A modifier screen in the Drosophila eye reveals that aPKC interacts with Glued during central synapse formation
- Equal contributors
Cell and Developmental Biology Group, School of Biosciences, University of Kent, Canterbury. UK
BMC Genetics 2009, 10:77 doi:10.1186/1471-2156-10-77Published: 30 November 2009
The Glued gene of Drosophila melanogaster encodes the homologue of the vertebrate p150Glued subunit of dynactin. The Glued1 mutation compromises the dynein-dynactin retrograde motor complex and causes disruptions to the adult eye and the CNS, including sensory neurons and the formation of the giant fiber system neural circuit.

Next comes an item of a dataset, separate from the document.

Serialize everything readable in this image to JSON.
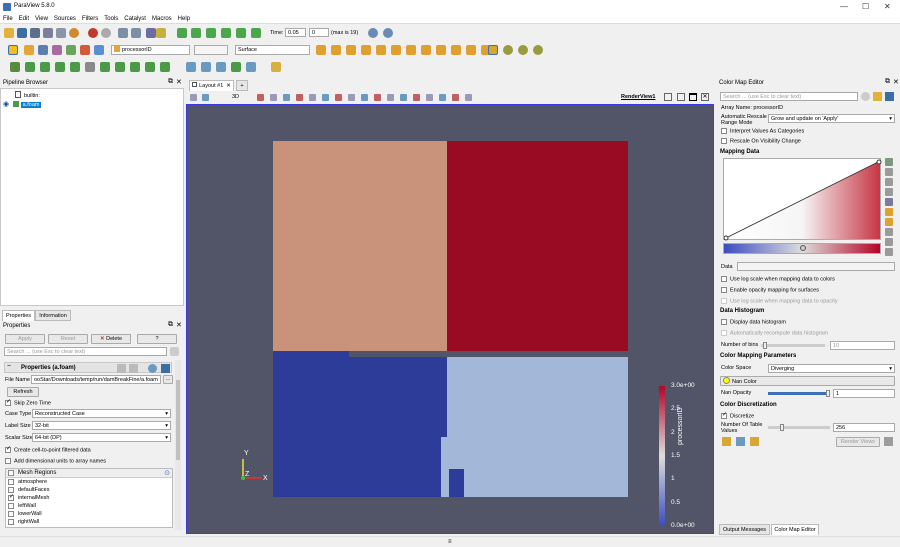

We performed a 2-stage genetic screen to identify mutations that modified phenotypes caused by over-expression of a dominant-negative Glued protein. We screened over 34,000 flies and isolated 41 mutations that enhanced or suppressed an eye phenotype. Of these, 12 were assayed for interactions in the giant fiber system by which they altered a giant fiber morphological phenotype and/or altered synaptic function between the giant fiber and the tergotrochanteral muscle motorneuron. Six showed interactions including a new allele of atypical protein kinase C (aPKC). We show that this cell polarity regulator interacts with Glued during central synapse formation. We have mapped the five other interacting mutations to discrete chromosomal regions.

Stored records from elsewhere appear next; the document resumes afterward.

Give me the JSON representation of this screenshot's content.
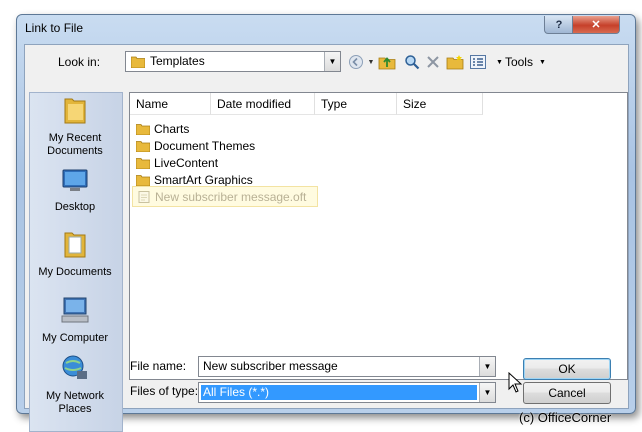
{
  "window": {
    "title": "Link to File",
    "help_label": "?",
    "close_label": "✕"
  },
  "toolbar": {
    "look_in_label": "Look in:",
    "look_in_value": "Templates",
    "tools_label": "Tools"
  },
  "places": [
    {
      "label": "My Recent Documents"
    },
    {
      "label": "Desktop"
    },
    {
      "label": "My Documents"
    },
    {
      "label": "My Computer"
    },
    {
      "label": "My Network Places"
    }
  ],
  "columns": [
    "Name",
    "Date modified",
    "Type",
    "Size"
  ],
  "items": [
    {
      "name": "Charts"
    },
    {
      "name": "Document Themes"
    },
    {
      "name": "LiveContent"
    },
    {
      "name": "SmartArt Graphics"
    },
    {
      "name": "New subscriber message.oft"
    }
  ],
  "form": {
    "file_name_label": "File name:",
    "file_name_value": "New subscriber message",
    "file_type_label": "Files of type:",
    "file_type_value": "All Files (*.*)",
    "ok_label": "OK",
    "cancel_label": "Cancel"
  },
  "watermark": "(c) OfficeCorner"
}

Our results show that an efficient way to screen for genes involved in central synapse formation is to use a two-step strategy in which a screen for altered eye morphology precedes the analysis of central synaptogenesis. This has highlighted a role for aPKC in the formation of an identified central synapse.